Dang! There it is. 100,000 miles. Right there. On the odometer. Staring me straight in the face, as I pulled into the garage last night. A major milestone that came precisely two years and one month since the day I drove it off the lot. A moment also worth noting, because it just happened to coincide with the painful news that Volkswagen had rigged emissions tests in 500,000 diesel vehicles sold in the U.S. since 2009. And since my car was one of them, I wasn’t exactly seeing this point in our relationship as a cause for celebration.
Yes, I drive a Volkswagen. And yes, it’s a diesel. A 2013 Golf TDI, to be exact. There, I’ve come clean. Well, not quite. Because apparently, it’s not the “clean” diesel I thought I’d bought. Turns out it may not produce 90% fewer sooty emissions than former diesel engines or 20 percent fewer carbon emissions than gasoline engines after all. According to EPA regulators, VW rigged engine management software in certain diesel cars to turn on emission controls only when being tested in order to pass strict environmental standards tests. On the road, those cars would emit up to 40 times more harmful pollutants. And there’s a very good chance my car is one of them.

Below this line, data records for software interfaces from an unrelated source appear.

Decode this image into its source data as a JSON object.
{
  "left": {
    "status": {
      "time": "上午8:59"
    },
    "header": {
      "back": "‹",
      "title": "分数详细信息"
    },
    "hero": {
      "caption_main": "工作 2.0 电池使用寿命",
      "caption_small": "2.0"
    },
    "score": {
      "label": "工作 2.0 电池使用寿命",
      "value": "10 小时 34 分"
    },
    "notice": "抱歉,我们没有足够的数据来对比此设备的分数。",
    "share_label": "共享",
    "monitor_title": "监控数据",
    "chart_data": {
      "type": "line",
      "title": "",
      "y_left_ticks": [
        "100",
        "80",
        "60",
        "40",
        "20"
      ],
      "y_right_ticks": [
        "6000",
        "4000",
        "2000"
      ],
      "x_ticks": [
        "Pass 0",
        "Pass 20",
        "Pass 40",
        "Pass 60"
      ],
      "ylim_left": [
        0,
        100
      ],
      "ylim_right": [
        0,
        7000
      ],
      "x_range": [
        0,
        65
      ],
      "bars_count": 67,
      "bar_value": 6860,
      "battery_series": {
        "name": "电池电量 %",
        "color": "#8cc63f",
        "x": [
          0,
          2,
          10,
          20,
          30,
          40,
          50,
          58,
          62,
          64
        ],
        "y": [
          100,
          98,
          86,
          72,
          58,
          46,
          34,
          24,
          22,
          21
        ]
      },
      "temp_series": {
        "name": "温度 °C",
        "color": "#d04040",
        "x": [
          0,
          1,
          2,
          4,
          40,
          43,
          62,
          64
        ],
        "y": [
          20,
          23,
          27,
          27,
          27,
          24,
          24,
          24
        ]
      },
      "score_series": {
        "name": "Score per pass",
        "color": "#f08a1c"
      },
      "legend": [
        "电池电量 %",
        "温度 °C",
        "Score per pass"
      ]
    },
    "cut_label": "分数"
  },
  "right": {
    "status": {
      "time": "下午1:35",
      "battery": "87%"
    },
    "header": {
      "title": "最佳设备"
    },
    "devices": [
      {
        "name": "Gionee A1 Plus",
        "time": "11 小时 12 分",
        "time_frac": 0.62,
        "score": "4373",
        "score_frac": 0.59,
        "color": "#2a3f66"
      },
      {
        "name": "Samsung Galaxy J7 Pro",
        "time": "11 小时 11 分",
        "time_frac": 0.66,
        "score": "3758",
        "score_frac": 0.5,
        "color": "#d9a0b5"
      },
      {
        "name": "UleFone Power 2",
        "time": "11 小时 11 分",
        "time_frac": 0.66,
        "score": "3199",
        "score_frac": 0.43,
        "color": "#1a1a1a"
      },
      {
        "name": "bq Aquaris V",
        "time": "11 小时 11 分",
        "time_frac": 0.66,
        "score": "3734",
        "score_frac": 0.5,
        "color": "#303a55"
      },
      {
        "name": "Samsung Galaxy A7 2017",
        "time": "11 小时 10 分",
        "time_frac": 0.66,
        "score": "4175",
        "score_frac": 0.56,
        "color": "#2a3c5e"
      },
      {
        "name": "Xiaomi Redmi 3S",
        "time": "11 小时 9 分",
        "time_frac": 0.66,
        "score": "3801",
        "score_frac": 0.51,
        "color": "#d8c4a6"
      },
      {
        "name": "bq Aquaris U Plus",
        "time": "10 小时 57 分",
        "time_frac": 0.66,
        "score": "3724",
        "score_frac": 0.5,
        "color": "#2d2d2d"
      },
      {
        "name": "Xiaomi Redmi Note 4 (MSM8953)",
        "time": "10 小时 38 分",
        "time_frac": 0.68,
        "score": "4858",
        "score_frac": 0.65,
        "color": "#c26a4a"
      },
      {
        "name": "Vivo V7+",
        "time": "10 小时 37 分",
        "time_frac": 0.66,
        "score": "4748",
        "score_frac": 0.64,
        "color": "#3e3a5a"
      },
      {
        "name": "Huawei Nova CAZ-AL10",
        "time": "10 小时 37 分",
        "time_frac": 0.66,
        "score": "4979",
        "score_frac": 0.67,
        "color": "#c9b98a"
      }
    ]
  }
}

So as I sat there ogling the odometer in disbelief, I wasn’t congratulating myself for surviving two back-to-back 50,000-mile years. I wasn’t rocking out to the top hits on my premium Dynaudio sound system. I wasn’t high-fiving the leather-wrapped steering wheel of my faithful friend, the car that had taken me back and forth 200 miles a day, four days a week, for the past two years – the best, most fun, fuel-efficient and environmentally friendly car I’d ever owned. No, I was still reeling from the revelation that it was all just a big, bald-faced lie.
For me and thousands other VW drivers, it feels like some sick, twisted game of gotcha. And the worst part? It’s a game with no winners.